- **TASK BRIEF**
When the string "ROSSI" occurs in a line of the records, show that line.

- **INFORMATION**
····················

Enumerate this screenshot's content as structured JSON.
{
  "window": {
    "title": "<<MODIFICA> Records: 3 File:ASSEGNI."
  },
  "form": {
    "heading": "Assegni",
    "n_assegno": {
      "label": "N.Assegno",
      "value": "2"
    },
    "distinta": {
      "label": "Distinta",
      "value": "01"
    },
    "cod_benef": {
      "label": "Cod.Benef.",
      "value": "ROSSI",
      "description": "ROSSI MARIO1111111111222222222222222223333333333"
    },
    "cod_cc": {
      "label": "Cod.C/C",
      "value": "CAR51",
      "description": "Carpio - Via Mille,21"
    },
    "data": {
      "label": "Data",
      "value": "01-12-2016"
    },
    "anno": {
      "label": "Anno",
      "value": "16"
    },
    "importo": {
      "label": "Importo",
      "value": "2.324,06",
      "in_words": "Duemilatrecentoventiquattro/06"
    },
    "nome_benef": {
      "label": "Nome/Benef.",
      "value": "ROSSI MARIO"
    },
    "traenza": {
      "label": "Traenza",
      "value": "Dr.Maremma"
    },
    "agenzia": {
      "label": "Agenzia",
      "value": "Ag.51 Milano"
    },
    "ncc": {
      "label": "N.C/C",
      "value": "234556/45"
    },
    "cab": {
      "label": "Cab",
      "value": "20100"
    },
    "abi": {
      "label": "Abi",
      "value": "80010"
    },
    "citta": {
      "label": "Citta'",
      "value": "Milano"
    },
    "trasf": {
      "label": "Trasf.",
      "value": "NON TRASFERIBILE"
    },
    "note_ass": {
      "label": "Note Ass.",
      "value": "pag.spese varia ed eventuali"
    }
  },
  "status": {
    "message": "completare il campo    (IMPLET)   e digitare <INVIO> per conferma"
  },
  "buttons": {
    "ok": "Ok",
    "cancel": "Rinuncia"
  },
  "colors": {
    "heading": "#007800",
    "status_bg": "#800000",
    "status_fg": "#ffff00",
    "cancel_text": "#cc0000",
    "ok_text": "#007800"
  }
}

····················

- **ANSWER**
      "value": "ROSSI",
      "description": "ROSSI MARIO1111111111222222222222222223333333333"
      "value": "ROSSI MARIO"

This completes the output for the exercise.